ZFIN ID: ZDB-PUB-040916-1
Directional cell migration establishes the axes of planar polarity in the posterior lateral-line organ of the zebrafish
Lopez-Schier, H., Starr, C.J., Kappler, J.A., Kollmar, R., and Hudspeth, A.J.
Date: 2004
Source: Developmental Cell   7(3): 401-412 (Journal)
Registered Authors: Hudspeth, A.J. (Jim), Kappler, James A., Kollmar, Richard, Lopez-Schier, Hernan, Starr, Catherine J.
Keywords: none
MeSH Terms:
  • Animals
  • Body Patterning
  • Cell Division
  • Cell Line
  • Cell Lineage
  • Cell Movement
  • DNA/chemistry
  • Epithelium/embryology*
  • Fishes
  • Hair Cells, Auditory/embryology*
  • Immunohistochemistry
  • Lasers
  • Microscopy, Confocal
  • Microscopy, Fluorescence
  • Mutation
  • Oligonucleotides/chemistry
  • Sense Organs/embryology
  • Zebrafish
PubMed: 15363414 Full text @ Dev. Cell

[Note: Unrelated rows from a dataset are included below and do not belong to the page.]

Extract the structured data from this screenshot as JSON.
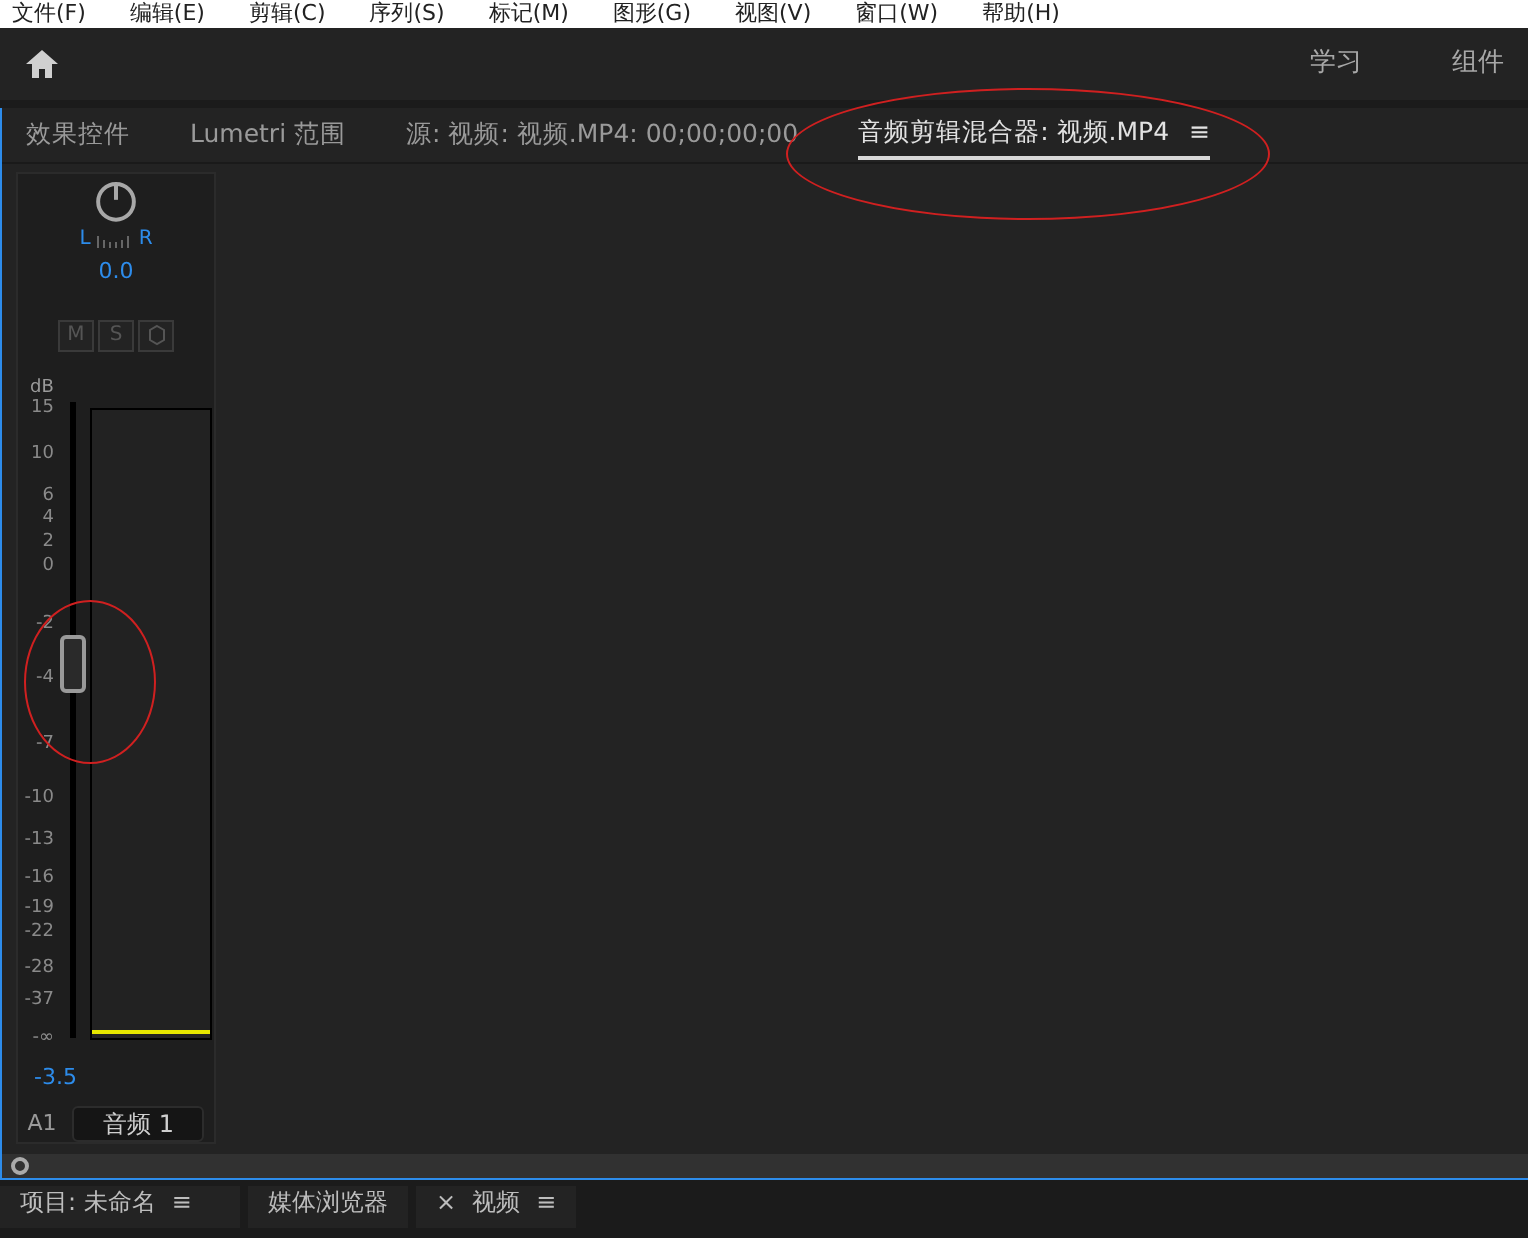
{
  "menu": [
    "文件(F)",
    "编辑(E)",
    "剪辑(C)",
    "序列(S)",
    "标记(M)",
    "图形(G)",
    "视图(V)",
    "窗口(W)",
    "帮助(H)"
  ],
  "workspaces": [
    "学习",
    "组件"
  ],
  "panel_tabs": [
    {
      "label": "效果控件",
      "selected": false
    },
    {
      "label": "Lumetri 范围",
      "selected": false
    },
    {
      "label": "源: 视频: 视频.MP4: 00;00;00;00",
      "selected": false
    },
    {
      "label": "音频剪辑混合器: 视频.MP4",
      "selected": true,
      "menu": "≡"
    }
  ],
  "channel": {
    "pan_left": "L",
    "pan_right": "R",
    "pan_value": "0.0",
    "buttons": [
      "M",
      "S"
    ],
    "scale_unit": "dB",
    "scale": [
      "15",
      "10",
      "6",
      "4",
      "2",
      "0",
      "-2",
      "-4",
      "-7",
      "-10",
      "-13",
      "-16",
      "-19",
      "-22",
      "-28",
      "-37",
      "-∞"
    ],
    "fader": {
      "level": 0.59
    },
    "volume": "-3.5",
    "track_id": "A1",
    "track_name": "音频 1"
  },
  "bottom_tabs": [
    {
      "label": "项目: 未命名",
      "menu": "≡"
    },
    {
      "label": "媒体浏览器"
    },
    {
      "label": "视频",
      "close": "×",
      "menu": "≡"
    }
  ]
}
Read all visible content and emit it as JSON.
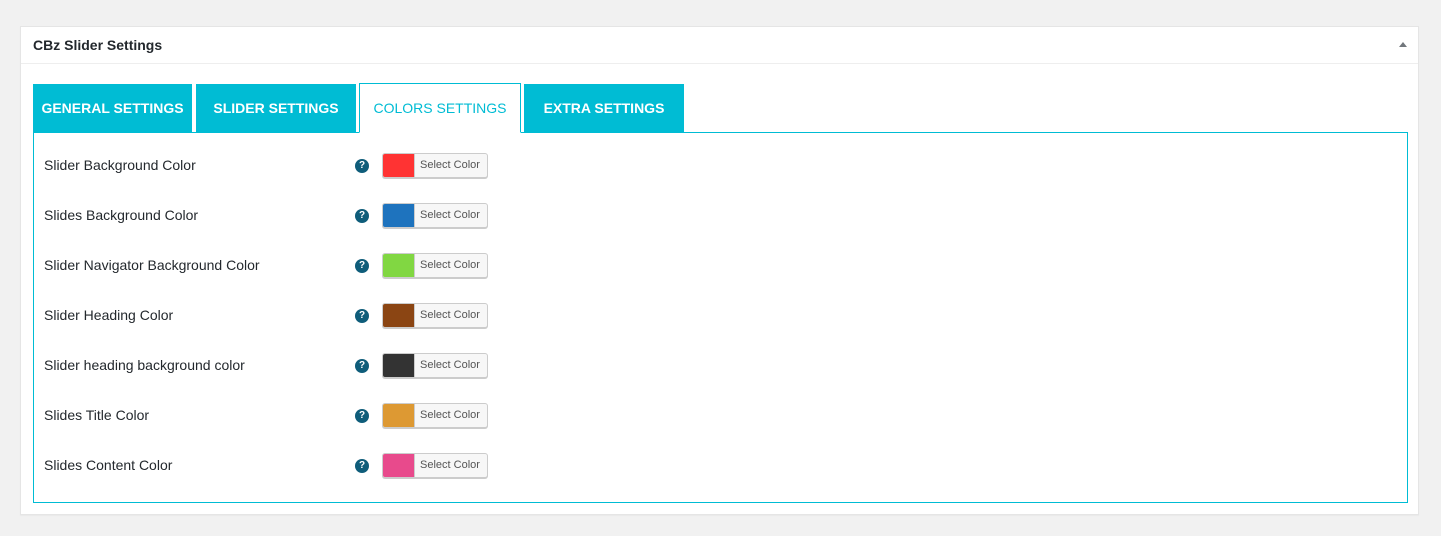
{
  "postbox": {
    "title": "CBz Slider Settings"
  },
  "tabs": [
    {
      "label": "GENERAL SETTINGS",
      "active": false
    },
    {
      "label": "SLIDER SETTINGS",
      "active": false
    },
    {
      "label": "COLORS SETTINGS",
      "active": true
    },
    {
      "label": "EXTRA SETTINGS",
      "active": false
    }
  ],
  "colors": {
    "accent": "#00bcd4",
    "help_icon": "#0f5d7a"
  },
  "settings": [
    {
      "label": "Slider Background Color",
      "color": "#ff3333",
      "button_label": "Select Color"
    },
    {
      "label": "Slides Background Color",
      "color": "#1e73be",
      "button_label": "Select Color"
    },
    {
      "label": "Slider Navigator Background Color",
      "color": "#81d742",
      "button_label": "Select Color"
    },
    {
      "label": "Slider Heading Color",
      "color": "#8b4513",
      "button_label": "Select Color"
    },
    {
      "label": "Slider heading background color",
      "color": "#333333",
      "button_label": "Select Color"
    },
    {
      "label": "Slides Title Color",
      "color": "#dd9933",
      "button_label": "Select Color"
    },
    {
      "label": "Slides Content Color",
      "color": "#e84a8c",
      "button_label": "Select Color"
    }
  ],
  "help_icon_glyph": "?"
}
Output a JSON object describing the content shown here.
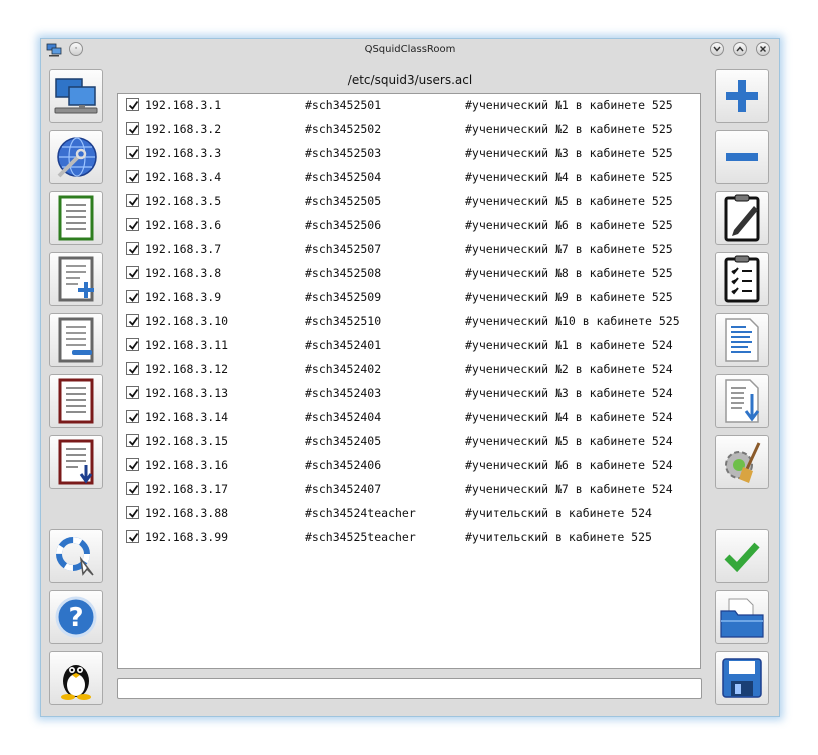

The proper orientation of mechanosensory hair cells along the lateral-line organ of a fish or amphibian is essential for the animal's ability to sense directional water movements. Within the sensory epithelium, hair cells are polarized in a stereotyped manner, but the mechanisms that control their alignment relative to the body axes are unknown. We have found, however, that neuromasts can be oriented either parallel or perpendicular to the anteroposterior body axis. By characterizing the strauss mutant zebrafish line and by tracking labeled cells, we have demonstrated that neuromasts of these two orientations originate from, respectively, the first and second primordia. Furthermore, altering the migratory pathway of a primordium reorients a neuromast's axis of planar polarity. We propose that the global orientation of hair cells relative to the body axes is established through an interaction between directional movement by primordial cells and the timing of neuromast maturation.